Another Step Towards Large Quantum Computers

reminiscences of a stock operator pdf

The team of scientists have encoded quantum information using simple electrical pulses for the first time, a encouraging breakthrough in the field of quantum computers. Instead of storing data on transistors and hard drives, quantum computers use the quantum states of microscopic objects known as qubits to encode data, according to The Economic Times.

Quantum computers move forward

Researchers at the University of New South Wales (UNSW) have become the first in the world to show single-atom spin qubits in silicon. Previous research at the university demonstrated control of these qubits at an accuracy over more than 99%, and also set a world record for the length of time that quantum information could be stored in a solid state.

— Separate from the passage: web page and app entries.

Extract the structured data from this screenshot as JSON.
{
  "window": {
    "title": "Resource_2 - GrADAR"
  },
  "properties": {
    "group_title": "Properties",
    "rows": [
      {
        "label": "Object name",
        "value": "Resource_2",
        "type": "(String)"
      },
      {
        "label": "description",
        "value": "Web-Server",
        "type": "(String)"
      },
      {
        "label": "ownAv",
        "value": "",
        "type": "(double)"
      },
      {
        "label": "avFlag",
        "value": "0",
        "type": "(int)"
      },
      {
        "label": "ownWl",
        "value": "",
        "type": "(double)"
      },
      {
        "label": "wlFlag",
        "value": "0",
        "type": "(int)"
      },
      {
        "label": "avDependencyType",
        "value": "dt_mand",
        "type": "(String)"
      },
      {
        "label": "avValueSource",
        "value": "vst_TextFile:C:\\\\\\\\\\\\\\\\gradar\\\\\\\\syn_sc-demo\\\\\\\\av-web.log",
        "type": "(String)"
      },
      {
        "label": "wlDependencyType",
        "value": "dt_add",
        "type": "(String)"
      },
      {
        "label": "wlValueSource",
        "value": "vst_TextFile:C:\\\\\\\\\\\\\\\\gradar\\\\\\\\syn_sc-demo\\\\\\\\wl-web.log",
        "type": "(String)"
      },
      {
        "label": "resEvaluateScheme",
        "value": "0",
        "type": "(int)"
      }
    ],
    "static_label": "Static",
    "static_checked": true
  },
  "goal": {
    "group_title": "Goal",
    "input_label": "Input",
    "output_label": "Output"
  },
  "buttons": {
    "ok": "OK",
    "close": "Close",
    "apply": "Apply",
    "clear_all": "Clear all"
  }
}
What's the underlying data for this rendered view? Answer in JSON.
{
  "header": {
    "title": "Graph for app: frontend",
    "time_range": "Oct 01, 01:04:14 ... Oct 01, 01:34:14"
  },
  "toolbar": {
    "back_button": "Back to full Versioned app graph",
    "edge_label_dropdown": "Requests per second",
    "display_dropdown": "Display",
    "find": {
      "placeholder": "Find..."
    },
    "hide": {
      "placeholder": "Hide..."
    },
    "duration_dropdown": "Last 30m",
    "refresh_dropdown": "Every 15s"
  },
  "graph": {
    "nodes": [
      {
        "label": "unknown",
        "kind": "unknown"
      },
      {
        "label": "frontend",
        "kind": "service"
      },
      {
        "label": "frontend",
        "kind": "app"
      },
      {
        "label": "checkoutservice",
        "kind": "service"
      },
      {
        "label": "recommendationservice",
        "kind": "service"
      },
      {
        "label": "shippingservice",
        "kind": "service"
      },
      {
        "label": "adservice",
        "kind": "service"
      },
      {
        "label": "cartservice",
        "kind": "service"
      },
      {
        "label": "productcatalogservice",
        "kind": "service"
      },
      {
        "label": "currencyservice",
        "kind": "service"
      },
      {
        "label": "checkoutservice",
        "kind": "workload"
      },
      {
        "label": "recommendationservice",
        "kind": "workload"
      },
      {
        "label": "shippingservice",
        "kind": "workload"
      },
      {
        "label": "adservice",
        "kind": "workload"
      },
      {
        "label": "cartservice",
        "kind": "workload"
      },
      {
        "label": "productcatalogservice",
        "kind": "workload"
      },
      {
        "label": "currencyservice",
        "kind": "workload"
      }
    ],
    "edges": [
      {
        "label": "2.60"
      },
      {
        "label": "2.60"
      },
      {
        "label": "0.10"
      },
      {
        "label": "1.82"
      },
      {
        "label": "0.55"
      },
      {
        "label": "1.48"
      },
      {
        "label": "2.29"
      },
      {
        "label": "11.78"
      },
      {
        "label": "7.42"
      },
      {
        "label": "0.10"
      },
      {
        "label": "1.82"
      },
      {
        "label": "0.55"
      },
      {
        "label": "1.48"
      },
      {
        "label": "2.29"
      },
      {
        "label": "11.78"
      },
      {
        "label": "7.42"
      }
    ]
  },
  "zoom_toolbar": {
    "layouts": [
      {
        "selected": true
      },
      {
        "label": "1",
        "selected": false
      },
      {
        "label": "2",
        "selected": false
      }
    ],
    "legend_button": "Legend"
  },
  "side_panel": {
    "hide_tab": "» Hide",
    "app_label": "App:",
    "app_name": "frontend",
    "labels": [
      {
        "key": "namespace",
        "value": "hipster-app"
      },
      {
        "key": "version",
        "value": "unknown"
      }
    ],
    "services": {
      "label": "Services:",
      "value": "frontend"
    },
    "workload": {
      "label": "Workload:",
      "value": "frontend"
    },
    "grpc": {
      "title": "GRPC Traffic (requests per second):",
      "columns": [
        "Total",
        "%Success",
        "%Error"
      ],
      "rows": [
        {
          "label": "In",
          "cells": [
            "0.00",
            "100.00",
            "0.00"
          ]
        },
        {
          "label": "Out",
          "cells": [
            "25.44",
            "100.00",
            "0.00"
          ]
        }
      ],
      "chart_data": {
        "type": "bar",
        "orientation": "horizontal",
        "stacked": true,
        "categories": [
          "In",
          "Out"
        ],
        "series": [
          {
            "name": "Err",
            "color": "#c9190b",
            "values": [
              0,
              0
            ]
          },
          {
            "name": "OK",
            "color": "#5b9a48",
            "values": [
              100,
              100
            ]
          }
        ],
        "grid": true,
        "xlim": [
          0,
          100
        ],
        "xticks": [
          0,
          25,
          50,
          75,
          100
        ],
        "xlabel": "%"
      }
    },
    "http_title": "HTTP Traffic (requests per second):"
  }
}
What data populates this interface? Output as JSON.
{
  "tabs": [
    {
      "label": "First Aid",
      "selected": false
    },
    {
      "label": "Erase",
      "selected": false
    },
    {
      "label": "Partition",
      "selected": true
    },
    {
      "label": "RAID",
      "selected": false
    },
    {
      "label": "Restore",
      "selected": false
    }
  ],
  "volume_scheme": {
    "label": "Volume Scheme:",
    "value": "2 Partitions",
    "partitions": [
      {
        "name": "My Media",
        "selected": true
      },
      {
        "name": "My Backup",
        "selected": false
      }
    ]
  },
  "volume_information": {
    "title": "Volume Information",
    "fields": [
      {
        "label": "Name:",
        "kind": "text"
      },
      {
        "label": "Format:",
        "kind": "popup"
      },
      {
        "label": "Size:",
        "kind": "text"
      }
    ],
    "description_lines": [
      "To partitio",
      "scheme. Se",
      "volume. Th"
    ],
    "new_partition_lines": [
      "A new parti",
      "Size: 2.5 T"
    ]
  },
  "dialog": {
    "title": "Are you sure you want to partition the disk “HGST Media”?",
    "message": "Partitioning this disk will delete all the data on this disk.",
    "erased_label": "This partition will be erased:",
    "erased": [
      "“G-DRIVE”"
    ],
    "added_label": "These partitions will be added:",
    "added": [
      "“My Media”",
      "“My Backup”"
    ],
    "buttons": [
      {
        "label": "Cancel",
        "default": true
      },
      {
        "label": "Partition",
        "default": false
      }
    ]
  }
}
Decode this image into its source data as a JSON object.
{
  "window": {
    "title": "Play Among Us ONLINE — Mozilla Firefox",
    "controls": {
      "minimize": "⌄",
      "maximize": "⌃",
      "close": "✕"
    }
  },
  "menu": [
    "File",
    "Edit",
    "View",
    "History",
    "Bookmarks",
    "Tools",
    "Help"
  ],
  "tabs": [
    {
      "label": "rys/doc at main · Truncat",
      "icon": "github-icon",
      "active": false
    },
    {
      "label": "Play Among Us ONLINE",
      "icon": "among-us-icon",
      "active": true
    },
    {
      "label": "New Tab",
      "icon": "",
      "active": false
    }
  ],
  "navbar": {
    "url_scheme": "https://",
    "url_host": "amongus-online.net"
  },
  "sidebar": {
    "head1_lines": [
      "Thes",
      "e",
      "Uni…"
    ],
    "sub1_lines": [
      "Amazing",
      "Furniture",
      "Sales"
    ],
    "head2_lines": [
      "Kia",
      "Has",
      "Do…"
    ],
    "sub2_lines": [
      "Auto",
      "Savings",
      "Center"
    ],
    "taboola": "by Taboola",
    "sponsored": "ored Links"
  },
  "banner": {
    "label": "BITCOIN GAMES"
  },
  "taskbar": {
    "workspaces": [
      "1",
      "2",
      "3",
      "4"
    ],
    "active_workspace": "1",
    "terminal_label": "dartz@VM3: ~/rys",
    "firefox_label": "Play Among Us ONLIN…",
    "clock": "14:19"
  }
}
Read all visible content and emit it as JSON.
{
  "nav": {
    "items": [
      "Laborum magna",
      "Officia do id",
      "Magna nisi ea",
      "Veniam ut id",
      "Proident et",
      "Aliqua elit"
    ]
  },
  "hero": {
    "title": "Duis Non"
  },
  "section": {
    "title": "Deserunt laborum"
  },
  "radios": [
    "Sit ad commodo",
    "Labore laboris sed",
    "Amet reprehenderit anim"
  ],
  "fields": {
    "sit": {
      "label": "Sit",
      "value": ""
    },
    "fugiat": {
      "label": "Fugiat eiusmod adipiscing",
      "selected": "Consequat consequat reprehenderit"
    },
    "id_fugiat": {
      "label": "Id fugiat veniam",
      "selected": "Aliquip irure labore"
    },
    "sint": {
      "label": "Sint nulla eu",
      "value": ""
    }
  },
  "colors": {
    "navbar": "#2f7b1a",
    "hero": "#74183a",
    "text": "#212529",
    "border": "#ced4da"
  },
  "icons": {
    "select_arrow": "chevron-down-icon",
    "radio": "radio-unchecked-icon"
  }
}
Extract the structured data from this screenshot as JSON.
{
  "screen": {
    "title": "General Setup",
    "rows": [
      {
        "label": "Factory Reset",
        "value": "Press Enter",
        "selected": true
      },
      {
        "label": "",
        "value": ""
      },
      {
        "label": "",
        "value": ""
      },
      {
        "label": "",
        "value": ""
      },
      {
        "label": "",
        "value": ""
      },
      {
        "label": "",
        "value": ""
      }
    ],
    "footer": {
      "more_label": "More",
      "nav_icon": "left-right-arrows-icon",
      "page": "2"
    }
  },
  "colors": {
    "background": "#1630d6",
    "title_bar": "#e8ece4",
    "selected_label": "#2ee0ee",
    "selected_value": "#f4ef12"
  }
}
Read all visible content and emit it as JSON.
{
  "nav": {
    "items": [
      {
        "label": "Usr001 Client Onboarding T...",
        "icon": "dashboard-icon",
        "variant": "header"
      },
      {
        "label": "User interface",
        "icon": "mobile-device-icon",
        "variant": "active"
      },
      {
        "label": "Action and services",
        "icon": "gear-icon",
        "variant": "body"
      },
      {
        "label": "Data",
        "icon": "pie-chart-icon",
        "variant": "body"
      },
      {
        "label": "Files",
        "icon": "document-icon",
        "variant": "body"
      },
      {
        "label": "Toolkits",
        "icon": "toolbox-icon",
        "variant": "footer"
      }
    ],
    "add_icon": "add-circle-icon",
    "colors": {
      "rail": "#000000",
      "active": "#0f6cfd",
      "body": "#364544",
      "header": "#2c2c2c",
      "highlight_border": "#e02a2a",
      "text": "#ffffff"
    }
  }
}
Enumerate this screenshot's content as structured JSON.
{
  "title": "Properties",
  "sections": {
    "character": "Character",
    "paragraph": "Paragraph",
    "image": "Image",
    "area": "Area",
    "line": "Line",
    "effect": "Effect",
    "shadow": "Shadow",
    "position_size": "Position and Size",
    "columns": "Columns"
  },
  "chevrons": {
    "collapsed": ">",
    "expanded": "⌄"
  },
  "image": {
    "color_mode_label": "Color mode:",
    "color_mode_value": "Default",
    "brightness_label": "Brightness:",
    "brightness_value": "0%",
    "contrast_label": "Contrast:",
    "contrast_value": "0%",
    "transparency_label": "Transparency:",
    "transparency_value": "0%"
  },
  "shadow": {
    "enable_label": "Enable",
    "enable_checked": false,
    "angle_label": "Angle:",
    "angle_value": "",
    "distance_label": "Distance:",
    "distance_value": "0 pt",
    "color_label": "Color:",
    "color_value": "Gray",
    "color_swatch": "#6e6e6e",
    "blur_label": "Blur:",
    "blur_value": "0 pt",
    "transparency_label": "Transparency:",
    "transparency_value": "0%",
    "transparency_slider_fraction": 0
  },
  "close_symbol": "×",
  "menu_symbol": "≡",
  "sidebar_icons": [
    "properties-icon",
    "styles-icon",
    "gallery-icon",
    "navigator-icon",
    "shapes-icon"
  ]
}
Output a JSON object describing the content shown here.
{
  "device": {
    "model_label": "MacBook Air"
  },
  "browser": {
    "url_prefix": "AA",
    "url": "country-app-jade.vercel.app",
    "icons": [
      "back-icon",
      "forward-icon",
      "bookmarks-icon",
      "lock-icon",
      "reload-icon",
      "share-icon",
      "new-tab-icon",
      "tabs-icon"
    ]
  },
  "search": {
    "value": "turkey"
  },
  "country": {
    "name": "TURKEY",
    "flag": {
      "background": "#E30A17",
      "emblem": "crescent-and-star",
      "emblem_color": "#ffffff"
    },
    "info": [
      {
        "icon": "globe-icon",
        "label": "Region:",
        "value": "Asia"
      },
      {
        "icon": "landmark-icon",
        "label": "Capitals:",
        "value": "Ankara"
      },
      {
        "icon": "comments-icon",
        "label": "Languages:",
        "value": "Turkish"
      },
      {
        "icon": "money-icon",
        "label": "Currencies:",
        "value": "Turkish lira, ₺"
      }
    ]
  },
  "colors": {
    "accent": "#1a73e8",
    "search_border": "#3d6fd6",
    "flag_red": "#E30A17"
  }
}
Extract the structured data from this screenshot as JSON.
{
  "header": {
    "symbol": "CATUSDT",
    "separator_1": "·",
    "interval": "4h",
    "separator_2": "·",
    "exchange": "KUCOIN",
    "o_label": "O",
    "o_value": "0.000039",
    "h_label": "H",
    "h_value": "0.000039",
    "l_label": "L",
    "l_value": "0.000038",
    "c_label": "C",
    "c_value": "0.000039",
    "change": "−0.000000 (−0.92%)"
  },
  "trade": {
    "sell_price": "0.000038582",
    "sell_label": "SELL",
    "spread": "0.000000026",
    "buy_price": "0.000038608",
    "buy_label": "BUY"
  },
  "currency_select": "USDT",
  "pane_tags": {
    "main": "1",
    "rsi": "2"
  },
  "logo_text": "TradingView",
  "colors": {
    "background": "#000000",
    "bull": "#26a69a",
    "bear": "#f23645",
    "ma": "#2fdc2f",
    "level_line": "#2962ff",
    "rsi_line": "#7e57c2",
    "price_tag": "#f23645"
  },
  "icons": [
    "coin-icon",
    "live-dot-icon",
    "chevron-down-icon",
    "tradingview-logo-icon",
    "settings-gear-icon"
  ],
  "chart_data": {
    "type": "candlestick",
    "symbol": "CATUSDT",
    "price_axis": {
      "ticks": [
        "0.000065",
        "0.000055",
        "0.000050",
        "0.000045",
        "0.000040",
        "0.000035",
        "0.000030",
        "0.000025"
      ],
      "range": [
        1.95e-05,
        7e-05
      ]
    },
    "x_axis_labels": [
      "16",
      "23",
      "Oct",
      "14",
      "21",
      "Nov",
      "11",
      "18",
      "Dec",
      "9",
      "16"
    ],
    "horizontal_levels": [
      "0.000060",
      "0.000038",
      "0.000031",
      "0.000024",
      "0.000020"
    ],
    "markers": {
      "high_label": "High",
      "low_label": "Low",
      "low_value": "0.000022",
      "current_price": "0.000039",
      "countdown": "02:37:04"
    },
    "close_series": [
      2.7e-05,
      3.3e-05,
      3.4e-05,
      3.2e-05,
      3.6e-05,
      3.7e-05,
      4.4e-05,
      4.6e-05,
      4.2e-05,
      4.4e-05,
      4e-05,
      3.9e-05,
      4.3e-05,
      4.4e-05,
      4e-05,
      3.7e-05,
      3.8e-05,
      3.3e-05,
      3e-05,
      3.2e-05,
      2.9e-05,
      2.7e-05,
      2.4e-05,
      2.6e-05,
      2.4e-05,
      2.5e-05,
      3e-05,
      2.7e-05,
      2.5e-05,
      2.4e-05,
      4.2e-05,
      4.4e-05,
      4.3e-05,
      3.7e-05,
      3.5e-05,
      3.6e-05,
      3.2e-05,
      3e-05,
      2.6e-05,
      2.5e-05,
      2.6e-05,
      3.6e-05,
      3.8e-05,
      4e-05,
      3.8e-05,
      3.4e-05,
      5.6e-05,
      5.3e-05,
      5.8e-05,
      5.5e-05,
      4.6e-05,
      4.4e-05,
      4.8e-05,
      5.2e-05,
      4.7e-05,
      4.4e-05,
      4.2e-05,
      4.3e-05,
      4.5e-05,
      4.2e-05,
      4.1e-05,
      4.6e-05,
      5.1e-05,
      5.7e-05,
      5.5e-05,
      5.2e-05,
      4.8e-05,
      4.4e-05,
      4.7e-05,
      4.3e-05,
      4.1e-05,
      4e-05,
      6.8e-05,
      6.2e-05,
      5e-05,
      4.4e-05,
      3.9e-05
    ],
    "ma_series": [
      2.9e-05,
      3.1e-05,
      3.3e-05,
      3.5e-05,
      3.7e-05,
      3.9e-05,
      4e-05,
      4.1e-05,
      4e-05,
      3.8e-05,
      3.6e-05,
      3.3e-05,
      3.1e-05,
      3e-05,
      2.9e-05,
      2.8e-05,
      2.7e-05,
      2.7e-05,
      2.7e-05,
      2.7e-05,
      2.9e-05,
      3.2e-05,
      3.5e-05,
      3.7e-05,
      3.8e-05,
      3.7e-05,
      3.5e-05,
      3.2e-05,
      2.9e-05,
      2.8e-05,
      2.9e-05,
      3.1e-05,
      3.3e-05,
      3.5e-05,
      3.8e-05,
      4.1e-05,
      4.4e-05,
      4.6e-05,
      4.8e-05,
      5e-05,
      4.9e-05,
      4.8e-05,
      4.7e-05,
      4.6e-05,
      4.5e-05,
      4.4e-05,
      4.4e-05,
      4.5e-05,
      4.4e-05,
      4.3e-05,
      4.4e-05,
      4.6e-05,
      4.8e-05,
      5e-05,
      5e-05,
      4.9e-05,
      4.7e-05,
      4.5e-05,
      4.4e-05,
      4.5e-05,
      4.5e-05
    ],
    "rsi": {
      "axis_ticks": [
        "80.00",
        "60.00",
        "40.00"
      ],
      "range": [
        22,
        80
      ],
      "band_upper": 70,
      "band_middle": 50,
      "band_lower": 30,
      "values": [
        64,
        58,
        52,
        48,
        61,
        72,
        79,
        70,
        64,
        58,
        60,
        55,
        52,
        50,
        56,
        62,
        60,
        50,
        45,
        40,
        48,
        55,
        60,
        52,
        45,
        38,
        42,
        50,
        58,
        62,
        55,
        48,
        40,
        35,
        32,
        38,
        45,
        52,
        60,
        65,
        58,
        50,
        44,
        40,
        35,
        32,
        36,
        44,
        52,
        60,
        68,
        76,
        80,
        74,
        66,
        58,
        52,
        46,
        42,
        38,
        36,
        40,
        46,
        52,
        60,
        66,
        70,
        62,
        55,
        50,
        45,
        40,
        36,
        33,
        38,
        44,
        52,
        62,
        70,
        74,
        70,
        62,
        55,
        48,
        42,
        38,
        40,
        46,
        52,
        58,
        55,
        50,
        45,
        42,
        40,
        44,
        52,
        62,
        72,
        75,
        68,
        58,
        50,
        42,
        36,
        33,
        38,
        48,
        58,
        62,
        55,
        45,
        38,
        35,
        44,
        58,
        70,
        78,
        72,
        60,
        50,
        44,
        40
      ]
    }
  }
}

The encoding of quantum information using electrical impulses is a major step in bringing quantum computers to the wider population. “We demonstrated that a highly coherent qubit, like the spin of a single phosphorus atom in isotopically enriched silicon, can be controlled using electric fields, instead of using pulses of oscillating magnetic fields,” said study lead author Dr Arne Laucht, post-doctoral researcher at UNSW.

According to UNSW Associate Professor Andrea Morello, the method uses a localized electric field to distort the shape of the electron cloud attached to the atom. “This distortion at the atomic level has the effect of modifying the frequency at which the electron responds. Therefore, we can selectively choose which qubit to operate. It’s a bit like selecting which radio station we tune to, by turning a simple knob. Here, the ‘knob’ is the voltage applied to a small electrode placed above the atom,” said Morello.

Reducing development and production costs

Scientists believe that cheaply-produced voltage generators could be used to locally control individual qubits with electric fields, instead of more expensive high-frequency microwave sources. Another major advance is that these quantum bits are relatively cheap to make because they use a similar technology to that used in the production of existing computers.

If researchers can succeed in driving down the costs of development and production of quantum computers, we could see the first commercial examples sooner than previously thought.

The journal Science Advances published the original paper.


For exclusive info on hedge funds and the latest news from value investing world at only a few dollars a month check out ValueWalk Premium right here.

Multiple people interested? Check out our new corporate plan right here (We are currently offering a major discount)

About the Author

Brendan Byrne
While studying economics, Brendan found himself comfortably falling down the rabbit hole of restaurant work, ultimately opening a consulting business and working as a private wine buyer. On a whim, he moved to China, and in his first week following a triumphant pub quiz victory, he found himself bleeding on the floor based on his arrogance. The same man who put him there offered him a job lecturing for the University of Wales in various sister universities throughout the Middle Kingdom. While primarily lecturing in descriptive and comparative statistics, Brendan simultaneously earned an Msc in Banking and International Finance from the University of Wales-Bangor. He's presently doing something he hates, respecting French people. Well, two, his wife and her mother in the lovely town of Antigua, Guatemala. To contact Brendan or give him an exclusive, please contact him at

1 Comment on "Another Step Towards Large Quantum Computers"

  1. This is great! I hope that after it is built it can outlast a modern Laptop. I understand only part of this new computer, and I wonder what will it be used for on, or off this planet.

Leave a comment

Your email address will not be published.